-- The task --
All entries need to be written out verbatim, with pictures omitted.

-- Page and application data records --
═══
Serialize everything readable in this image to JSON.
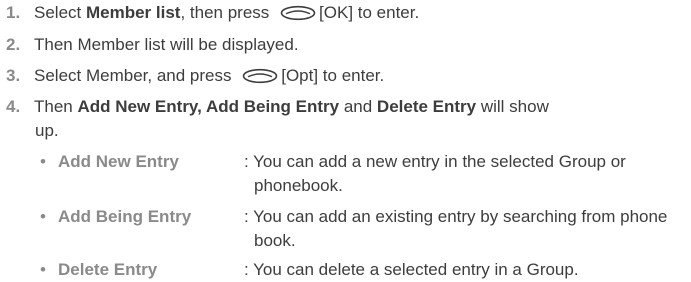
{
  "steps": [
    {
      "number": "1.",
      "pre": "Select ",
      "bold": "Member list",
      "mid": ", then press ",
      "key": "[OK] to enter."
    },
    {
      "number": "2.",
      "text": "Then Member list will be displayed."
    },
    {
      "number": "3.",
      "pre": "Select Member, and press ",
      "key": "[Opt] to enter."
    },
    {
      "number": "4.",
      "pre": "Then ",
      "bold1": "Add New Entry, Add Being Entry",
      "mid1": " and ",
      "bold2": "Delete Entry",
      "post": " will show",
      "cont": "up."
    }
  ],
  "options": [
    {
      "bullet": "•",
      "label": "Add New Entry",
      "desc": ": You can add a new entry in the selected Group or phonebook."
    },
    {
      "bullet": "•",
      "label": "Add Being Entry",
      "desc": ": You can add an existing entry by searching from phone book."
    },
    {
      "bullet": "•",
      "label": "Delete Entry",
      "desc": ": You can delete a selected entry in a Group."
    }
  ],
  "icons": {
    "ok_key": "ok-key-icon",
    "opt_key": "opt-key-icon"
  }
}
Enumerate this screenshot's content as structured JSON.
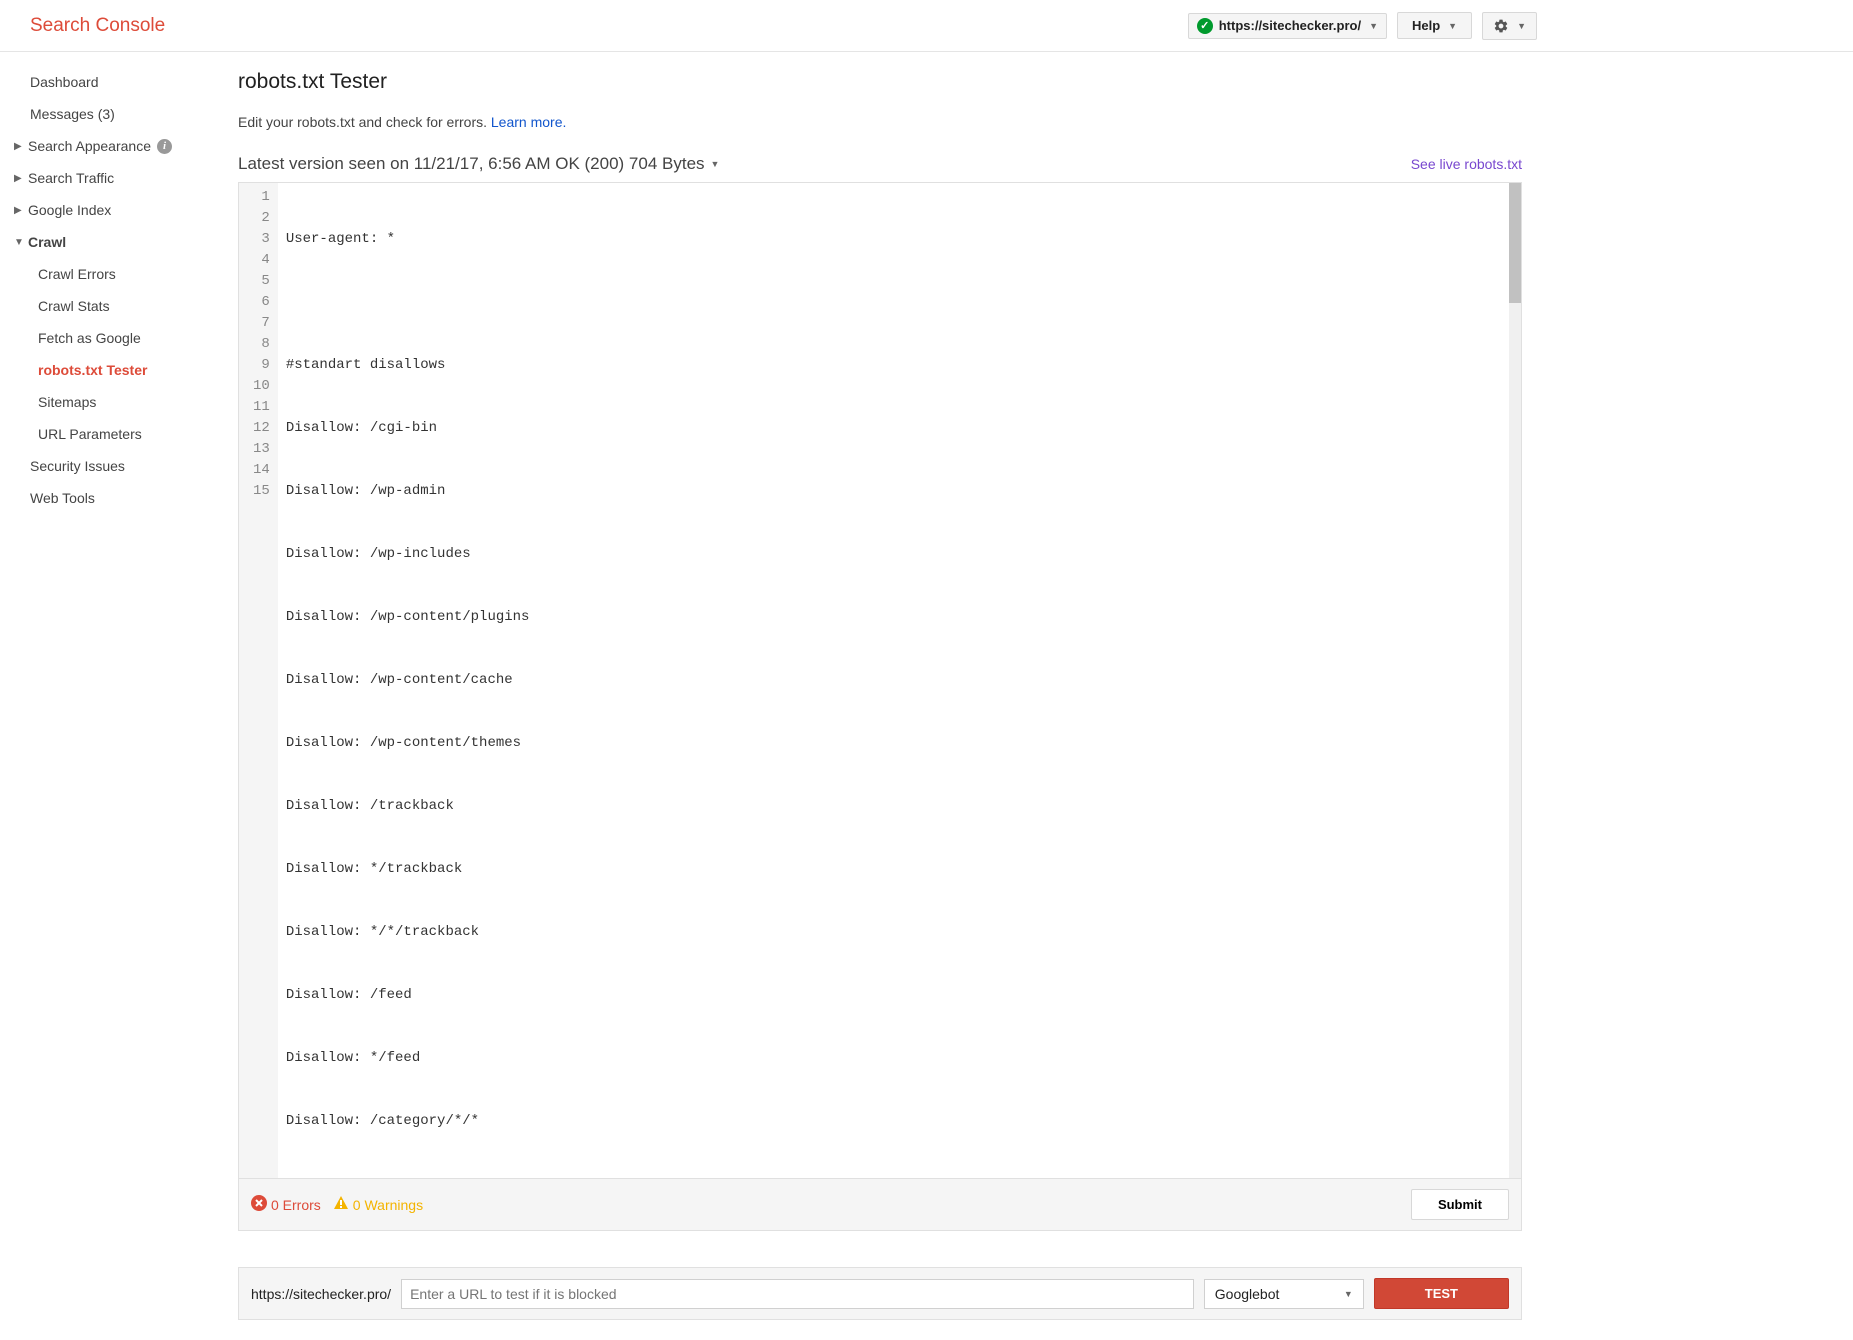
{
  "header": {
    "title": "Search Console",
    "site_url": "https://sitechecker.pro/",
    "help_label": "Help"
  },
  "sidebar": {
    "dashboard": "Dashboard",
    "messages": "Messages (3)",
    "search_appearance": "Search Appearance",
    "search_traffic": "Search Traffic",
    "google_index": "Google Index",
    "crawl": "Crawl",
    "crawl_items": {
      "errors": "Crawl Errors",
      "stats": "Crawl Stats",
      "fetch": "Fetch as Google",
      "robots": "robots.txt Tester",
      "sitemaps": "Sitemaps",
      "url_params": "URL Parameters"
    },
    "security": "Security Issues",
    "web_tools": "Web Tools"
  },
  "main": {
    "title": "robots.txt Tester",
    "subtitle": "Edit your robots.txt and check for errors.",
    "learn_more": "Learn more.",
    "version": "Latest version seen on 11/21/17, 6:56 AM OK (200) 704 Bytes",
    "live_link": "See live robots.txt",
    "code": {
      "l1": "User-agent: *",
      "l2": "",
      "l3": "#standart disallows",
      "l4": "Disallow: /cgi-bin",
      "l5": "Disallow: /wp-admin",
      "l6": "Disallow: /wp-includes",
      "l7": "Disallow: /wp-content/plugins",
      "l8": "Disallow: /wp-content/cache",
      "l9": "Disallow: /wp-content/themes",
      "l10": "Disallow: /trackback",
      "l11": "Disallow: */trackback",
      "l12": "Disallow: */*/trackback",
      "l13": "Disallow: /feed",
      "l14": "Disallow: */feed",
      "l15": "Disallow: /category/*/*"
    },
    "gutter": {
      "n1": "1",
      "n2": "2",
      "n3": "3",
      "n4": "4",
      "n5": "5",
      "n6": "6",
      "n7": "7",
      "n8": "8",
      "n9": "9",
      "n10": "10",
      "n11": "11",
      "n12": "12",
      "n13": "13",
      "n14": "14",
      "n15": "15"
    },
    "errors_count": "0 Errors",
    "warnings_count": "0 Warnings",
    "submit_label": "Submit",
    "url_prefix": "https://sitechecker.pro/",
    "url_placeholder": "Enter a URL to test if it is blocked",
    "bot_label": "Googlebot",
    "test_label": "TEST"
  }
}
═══
-- Result below --
Serialize everything readable in this image to JSON.
{
  "steps": [
    {
      "number": "1.",
      "pre": "Select ",
      "bold": "Member list",
      "mid": ", then press ",
      "key": "[OK] to enter."
    },
    {
      "number": "2.",
      "text": "Then Member list will be displayed."
    },
    {
      "number": "3.",
      "pre": "Select Member, and press ",
      "key": "[Opt] to enter."
    },
    {
      "number": "4.",
      "pre": "Then ",
      "bold1": "Add New Entry, Add Being Entry",
      "mid1": " and ",
      "bold2": "Delete Entry",
      "post": " will show",
      "cont": "up."
    }
  ],
  "options": [
    {
      "bullet": "•",
      "label": "Add New Entry",
      "desc": ": You can add a new entry in the selected Group or phonebook."
    },
    {
      "bullet": "•",
      "label": "Add Being Entry",
      "desc": ": You can add an existing entry by searching from phone book."
    },
    {
      "bullet": "•",
      "label": "Delete Entry",
      "desc": ": You can delete a selected entry in a Group."
    }
  ],
  "icons": {
    "ok_key": "ok-key-icon",
    "opt_key": "opt-key-icon"
  }
}
Enumerate this screenshot's content as structured JSON.
{
  "header": {
    "title": "Search Console",
    "site_url": "https://sitechecker.pro/",
    "help_label": "Help"
  },
  "sidebar": {
    "dashboard": "Dashboard",
    "messages": "Messages (3)",
    "search_appearance": "Search Appearance",
    "search_traffic": "Search Traffic",
    "google_index": "Google Index",
    "crawl": "Crawl",
    "crawl_items": {
      "errors": "Crawl Errors",
      "stats": "Crawl Stats",
      "fetch": "Fetch as Google",
      "robots": "robots.txt Tester",
      "sitemaps": "Sitemaps",
      "url_params": "URL Parameters"
    },
    "security": "Security Issues",
    "web_tools": "Web Tools"
  },
  "main": {
    "title": "robots.txt Tester",
    "subtitle": "Edit your robots.txt and check for errors.",
    "learn_more": "Learn more.",
    "version": "Latest version seen on 11/21/17, 6:56 AM OK (200) 704 Bytes",
    "live_link": "See live robots.txt",
    "code": {
      "l1": "User-agent: *",
      "l2": "",
      "l3": "#standart disallows",
      "l4": "Disallow: /cgi-bin",
      "l5": "Disallow: /wp-admin",
      "l6": "Disallow: /wp-includes",
      "l7": "Disallow: /wp-content/plugins",
      "l8": "Disallow: /wp-content/cache",
      "l9": "Disallow: /wp-content/themes",
      "l10": "Disallow: /trackback",
      "l11": "Disallow: */trackback",
      "l12": "Disallow: */*/trackback",
      "l13": "Disallow: /feed",
      "l14": "Disallow: */feed",
      "l15": "Disallow: /category/*/*"
    },
    "gutter": {
      "n1": "1",
      "n2": "2",
      "n3": "3",
      "n4": "4",
      "n5": "5",
      "n6": "6",
      "n7": "7",
      "n8": "8",
      "n9": "9",
      "n10": "10",
      "n11": "11",
      "n12": "12",
      "n13": "13",
      "n14": "14",
      "n15": "15"
    },
    "errors_count": "0 Errors",
    "warnings_count": "0 Warnings",
    "submit_label": "Submit",
    "url_prefix": "https://sitechecker.pro/",
    "url_placeholder": "Enter a URL to test if it is blocked",
    "bot_label": "Googlebot",
    "test_label": "TEST"
  }
}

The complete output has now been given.